The gap between what is classed as business debt and what is classified as personal debt can be confusing for business owners. Are your personal assets at danger if you own a firm that has it’s own debts? This can be a hugely stressful period for an owner, so it’s vital to understand where you are and what alternatives you have when it comes to saving or closing the firm.
What is limited liability?
The type of business you own will impact the amount of debt you are responsible for. A limited company is regarded in its own legal entity, and the firm’s debts are classed as its own. The owner’s personal assets will be safe since they will be safeguarded by limited liability. The only exception is if an owner has signed a personal guarantee to get a loan.
To act as collateral for a loan, a personal guarantee is typically written on an owner’s own asset. If the limited company is forced to liquidate, the lender may be able to claim the personal guarantee, to cover the businesses debts.
Self-employed, sole traders
A sole trader is someone who owns their own firm, but it is not classed as a limited company. This is someone who works completely for themselves and is self-employed. Usually, this could be a labourer or a personal contractor. In other circumstances, a person like this would utilise their own personal assets to invest in the business for supplies, electricity, stock, or any other utility.
When times are tough, it is not unusual for sole traders to utilise credit cards to support their enterprises or to prevent themselves from going bankrupt. However, if they are unable to recoup those funds via their own work, it’s easy to see why they can face further debts and therefore the loess of personal assets such as houses or cars.
What can individuals and business do when facing debt?
When it comes to dealing with debts, individuals and businesses have slightly different options. Apart from working within themselves to improve their cashflow, there are two formal repayment plans available to help manage debts and eventually write them off completely. However, if these debts options don’t work, sometimes the best option is to simply close the company.
How to deal with business debt
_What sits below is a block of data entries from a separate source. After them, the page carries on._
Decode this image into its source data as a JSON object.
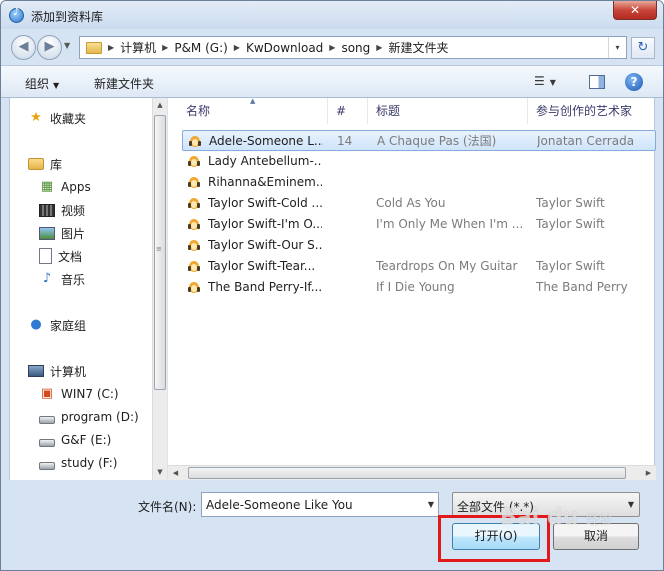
{
  "window": {
    "title": "添加到资料库",
    "close_label": "✕"
  },
  "address_bar": {
    "path": [
      "计算机",
      "P&M (G:)",
      "KwDownload",
      "song",
      "新建文件夹"
    ],
    "dropdown_glyph": "▾"
  },
  "toolbar": {
    "organize_label": "组织",
    "new_folder_label": "新建文件夹",
    "help_label": "?"
  },
  "nav_pane": {
    "favorites": "收藏夹",
    "libraries": "库",
    "library_items": [
      "Apps",
      "视频",
      "图片",
      "文档",
      "音乐"
    ],
    "homegroup": "家庭组",
    "computer": "计算机",
    "drives": [
      "WIN7 (C:)",
      "program (D:)",
      "G&F (E:)",
      "study (F:)"
    ]
  },
  "file_list": {
    "columns": [
      "名称",
      "#",
      "标题",
      "参与创作的艺术家"
    ],
    "rows": [
      {
        "name": "Adele-Someone L...",
        "num": "14",
        "title": "A Chaque Pas (法国)",
        "artist": "Jonatan Cerrada",
        "selected": true
      },
      {
        "name": "Lady Antebellum-...",
        "num": "",
        "title": "",
        "artist": "",
        "selected": false
      },
      {
        "name": "Rihanna&Eminem...",
        "num": "",
        "title": "",
        "artist": "",
        "selected": false
      },
      {
        "name": "Taylor Swift-Cold ...",
        "num": "",
        "title": "Cold As You",
        "artist": "Taylor Swift",
        "selected": false
      },
      {
        "name": "Taylor Swift-I'm O...",
        "num": "",
        "title": "I'm Only Me When I'm ...",
        "artist": "Taylor Swift",
        "selected": false
      },
      {
        "name": "Taylor Swift-Our S...",
        "num": "",
        "title": "",
        "artist": "",
        "selected": false
      },
      {
        "name": "Taylor Swift-Tear...",
        "num": "",
        "title": "Teardrops On My Guitar",
        "artist": "Taylor Swift",
        "selected": false
      },
      {
        "name": "The Band Perry-If...",
        "num": "",
        "title": "If I Die Young",
        "artist": "The Band Perry",
        "selected": false
      }
    ]
  },
  "footer": {
    "filename_label": "文件名(N):",
    "filename_value": "Adele-Someone Like You",
    "filetype_value": "全部文件 (*.*)",
    "open_label": "打开(O)",
    "cancel_label": "取消"
  },
  "watermark": {
    "brand": "Bai du",
    "suffix": "经验"
  },
  "colors": {
    "highlight": "#e11919",
    "selection": "#cfe4fb",
    "accent": "#2a63b5"
  }
}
Businesses that are facing a lot of issues, might consider a Company Voluntary Arrangement (CVA). This is a structured repayment plan that consolidates a company’s unsecured debt into manageable monthly instalments. Typically, the procedure takes five years, after which any remaining unsecured debts are wiped off. The procedure allows a business to continue operating while avoiding additional creditor action, such as County Court Judgements (CCJs), or bailiff action.
How to deal with personal debt
Sole traders who are experiencing financial troubles have a formal payback alternative that is very similar to a CVA. An Individual Voluntary Agreement (IVA) works in the same way as a CVA, in that it allows a person to pay off their debts over a defined period of time. This means that someone can avoid bankruptcy and keep their personal belongings, like a house.
When you are in debt, whether you are either a sole trader or a limited business, thankfully there are debt relief alternatives open to you. These official repayment options allow people to continue operating their companies while repaying their unsecured loans gradually. For businesses, formal repayment arrangements are not always a possibility. Throwing good money after bad debt is just not worth it in situations like this, and it is wiser to liquidate the firm and start again.